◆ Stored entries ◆
·····

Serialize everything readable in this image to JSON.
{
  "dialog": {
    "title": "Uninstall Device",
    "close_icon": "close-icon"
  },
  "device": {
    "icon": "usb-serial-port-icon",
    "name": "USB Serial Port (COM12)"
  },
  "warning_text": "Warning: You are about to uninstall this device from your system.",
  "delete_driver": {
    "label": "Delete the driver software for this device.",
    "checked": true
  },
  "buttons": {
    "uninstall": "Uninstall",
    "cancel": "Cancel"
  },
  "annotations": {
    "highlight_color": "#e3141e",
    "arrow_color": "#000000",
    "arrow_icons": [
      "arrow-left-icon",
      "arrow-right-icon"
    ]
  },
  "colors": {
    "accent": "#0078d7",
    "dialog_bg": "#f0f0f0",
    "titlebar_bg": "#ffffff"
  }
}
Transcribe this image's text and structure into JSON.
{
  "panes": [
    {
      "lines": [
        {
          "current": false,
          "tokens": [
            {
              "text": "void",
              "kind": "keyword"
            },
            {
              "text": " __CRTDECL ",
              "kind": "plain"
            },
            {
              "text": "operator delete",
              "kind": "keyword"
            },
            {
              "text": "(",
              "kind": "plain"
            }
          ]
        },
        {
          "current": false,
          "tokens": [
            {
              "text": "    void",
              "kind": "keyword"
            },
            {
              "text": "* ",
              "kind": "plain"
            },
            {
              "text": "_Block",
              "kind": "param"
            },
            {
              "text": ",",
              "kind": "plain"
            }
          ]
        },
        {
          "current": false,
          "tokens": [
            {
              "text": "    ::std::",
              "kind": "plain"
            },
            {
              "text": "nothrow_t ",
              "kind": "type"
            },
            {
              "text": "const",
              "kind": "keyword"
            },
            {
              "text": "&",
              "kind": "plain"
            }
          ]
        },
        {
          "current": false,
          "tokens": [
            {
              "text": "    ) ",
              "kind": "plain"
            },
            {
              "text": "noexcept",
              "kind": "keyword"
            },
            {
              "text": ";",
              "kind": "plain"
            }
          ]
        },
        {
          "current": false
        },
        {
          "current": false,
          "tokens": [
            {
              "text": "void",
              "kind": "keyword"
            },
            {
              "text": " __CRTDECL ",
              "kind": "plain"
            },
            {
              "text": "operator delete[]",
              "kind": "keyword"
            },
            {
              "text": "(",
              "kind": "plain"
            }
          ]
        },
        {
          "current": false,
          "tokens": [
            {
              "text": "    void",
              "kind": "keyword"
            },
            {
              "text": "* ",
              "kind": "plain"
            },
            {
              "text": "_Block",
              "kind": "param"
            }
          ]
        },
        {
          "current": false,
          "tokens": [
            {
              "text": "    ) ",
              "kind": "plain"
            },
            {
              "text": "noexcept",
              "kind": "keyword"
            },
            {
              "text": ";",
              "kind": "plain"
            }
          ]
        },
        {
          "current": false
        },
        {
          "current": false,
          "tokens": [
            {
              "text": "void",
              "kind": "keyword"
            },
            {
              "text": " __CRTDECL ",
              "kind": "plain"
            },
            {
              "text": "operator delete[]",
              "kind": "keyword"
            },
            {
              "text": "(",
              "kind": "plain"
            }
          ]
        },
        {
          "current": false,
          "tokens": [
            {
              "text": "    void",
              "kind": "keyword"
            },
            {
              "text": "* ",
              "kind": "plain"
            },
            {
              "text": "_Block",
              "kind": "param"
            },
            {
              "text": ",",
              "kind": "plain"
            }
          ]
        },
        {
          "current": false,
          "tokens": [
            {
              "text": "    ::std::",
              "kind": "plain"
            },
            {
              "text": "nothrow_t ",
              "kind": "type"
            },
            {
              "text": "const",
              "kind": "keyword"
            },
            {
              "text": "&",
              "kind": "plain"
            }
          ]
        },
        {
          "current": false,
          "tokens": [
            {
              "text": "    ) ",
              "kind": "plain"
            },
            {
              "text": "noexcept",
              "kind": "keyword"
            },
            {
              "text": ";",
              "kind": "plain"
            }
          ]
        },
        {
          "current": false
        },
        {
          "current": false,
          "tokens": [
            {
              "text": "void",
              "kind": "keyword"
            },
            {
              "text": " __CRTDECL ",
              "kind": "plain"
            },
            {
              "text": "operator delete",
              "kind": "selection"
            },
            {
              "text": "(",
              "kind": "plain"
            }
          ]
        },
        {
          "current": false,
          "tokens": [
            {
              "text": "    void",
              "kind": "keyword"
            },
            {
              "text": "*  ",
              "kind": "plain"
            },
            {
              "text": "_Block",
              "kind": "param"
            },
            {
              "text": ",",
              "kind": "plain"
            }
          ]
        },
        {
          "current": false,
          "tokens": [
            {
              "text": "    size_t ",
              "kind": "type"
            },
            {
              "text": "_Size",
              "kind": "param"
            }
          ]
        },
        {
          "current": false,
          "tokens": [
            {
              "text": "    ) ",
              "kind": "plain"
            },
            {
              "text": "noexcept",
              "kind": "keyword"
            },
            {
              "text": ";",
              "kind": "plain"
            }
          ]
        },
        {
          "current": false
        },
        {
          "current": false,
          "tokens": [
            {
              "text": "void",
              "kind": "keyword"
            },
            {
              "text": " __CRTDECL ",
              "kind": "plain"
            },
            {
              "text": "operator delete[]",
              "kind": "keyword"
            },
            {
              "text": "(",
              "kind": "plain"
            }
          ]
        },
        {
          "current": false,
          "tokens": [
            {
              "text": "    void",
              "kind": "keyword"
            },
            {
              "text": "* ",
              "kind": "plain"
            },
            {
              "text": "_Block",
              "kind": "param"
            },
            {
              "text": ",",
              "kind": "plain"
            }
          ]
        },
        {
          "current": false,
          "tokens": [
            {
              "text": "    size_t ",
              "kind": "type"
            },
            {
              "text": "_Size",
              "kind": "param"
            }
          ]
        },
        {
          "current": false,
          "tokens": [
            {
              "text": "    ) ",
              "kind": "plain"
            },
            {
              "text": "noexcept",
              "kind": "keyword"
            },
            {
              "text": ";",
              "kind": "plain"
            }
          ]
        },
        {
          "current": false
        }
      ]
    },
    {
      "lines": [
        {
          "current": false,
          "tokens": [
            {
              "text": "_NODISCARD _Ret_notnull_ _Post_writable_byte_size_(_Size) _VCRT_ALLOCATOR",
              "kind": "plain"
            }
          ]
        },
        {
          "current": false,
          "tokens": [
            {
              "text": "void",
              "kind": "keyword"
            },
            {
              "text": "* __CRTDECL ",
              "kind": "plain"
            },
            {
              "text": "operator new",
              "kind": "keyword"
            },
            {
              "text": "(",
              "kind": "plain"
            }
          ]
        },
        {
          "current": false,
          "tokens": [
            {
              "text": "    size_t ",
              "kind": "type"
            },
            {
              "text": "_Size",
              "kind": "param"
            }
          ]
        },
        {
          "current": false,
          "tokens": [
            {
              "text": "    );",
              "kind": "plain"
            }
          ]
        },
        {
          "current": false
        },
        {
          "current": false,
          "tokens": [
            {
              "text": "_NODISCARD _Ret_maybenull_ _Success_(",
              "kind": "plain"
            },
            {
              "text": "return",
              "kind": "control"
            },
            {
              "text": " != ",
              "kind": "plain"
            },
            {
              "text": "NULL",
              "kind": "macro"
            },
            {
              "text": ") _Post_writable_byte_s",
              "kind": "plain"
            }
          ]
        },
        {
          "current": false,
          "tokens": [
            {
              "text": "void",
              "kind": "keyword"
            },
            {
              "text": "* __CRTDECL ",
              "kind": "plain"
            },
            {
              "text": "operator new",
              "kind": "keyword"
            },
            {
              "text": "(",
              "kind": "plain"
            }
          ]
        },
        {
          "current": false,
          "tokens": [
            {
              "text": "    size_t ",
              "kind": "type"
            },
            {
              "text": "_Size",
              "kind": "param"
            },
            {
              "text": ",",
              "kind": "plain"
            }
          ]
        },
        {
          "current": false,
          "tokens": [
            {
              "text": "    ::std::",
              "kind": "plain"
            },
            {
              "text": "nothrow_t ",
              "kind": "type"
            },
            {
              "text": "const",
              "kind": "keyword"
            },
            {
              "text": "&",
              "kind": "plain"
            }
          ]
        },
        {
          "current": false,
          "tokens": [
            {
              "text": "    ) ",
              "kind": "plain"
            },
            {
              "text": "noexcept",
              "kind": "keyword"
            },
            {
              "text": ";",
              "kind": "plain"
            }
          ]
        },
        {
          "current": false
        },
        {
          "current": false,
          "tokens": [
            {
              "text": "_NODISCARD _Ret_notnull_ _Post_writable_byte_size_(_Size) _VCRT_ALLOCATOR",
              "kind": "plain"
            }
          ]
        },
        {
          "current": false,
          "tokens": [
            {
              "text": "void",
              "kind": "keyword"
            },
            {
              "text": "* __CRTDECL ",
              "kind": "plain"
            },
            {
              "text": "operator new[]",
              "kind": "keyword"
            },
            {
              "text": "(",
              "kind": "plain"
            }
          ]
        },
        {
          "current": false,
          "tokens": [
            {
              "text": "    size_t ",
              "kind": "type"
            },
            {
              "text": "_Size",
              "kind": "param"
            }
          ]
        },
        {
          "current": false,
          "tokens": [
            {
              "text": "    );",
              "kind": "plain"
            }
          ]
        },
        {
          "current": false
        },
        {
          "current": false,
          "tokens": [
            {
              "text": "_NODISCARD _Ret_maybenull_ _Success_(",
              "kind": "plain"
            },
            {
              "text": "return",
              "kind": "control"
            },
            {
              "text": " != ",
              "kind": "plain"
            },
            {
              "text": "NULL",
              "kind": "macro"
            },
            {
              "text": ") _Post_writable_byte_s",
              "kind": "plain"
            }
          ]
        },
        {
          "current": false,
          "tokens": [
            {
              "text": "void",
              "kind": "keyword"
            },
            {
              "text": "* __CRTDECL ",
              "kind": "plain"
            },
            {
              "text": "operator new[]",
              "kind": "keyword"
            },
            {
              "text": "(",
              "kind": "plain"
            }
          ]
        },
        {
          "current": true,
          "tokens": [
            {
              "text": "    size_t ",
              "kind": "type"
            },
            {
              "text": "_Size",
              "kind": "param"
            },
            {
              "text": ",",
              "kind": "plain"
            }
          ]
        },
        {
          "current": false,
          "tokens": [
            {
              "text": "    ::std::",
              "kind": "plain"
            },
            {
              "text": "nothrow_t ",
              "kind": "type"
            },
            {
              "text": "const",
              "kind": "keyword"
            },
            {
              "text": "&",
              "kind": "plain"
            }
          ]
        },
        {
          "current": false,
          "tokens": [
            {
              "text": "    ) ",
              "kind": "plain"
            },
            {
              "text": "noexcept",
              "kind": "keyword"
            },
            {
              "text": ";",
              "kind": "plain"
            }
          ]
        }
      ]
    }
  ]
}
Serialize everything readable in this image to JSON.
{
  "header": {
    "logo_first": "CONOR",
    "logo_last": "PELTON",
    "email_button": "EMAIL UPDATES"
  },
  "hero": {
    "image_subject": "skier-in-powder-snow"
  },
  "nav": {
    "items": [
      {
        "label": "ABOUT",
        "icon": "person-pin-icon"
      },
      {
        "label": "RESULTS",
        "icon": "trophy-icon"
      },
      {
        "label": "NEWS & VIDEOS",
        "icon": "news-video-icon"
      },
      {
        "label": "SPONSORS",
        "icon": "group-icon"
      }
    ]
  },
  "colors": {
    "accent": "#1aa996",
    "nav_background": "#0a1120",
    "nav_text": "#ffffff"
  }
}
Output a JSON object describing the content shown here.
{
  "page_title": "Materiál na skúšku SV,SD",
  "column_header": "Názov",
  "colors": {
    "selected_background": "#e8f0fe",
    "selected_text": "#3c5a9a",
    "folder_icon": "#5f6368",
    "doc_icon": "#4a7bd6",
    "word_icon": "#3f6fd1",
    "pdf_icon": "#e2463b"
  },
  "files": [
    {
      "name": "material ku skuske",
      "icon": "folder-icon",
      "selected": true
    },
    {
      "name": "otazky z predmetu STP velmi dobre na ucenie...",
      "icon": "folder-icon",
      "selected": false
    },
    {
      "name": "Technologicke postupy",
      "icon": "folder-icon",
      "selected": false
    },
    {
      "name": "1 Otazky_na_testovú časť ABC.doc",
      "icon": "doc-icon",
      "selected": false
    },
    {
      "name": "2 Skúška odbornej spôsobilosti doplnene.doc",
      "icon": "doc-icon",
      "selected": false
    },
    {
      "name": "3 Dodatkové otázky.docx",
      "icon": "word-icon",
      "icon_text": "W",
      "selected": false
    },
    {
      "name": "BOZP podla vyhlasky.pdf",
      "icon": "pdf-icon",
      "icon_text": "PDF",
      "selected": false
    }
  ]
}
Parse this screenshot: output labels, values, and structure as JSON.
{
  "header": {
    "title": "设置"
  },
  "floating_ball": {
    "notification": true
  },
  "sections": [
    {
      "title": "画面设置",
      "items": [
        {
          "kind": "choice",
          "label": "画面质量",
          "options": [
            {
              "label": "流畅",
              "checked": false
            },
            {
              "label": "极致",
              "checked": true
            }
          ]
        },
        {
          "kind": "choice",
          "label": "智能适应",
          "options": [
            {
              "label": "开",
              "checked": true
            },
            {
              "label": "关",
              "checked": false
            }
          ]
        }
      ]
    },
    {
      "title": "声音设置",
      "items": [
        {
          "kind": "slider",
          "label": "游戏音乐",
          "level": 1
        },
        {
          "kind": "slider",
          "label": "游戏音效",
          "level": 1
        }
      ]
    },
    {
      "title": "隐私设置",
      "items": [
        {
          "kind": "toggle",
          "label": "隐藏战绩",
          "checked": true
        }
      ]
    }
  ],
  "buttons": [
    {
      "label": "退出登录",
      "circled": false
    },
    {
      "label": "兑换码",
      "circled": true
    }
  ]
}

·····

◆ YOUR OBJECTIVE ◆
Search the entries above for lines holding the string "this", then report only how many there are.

◆ YOUR SOLUTION ◆
6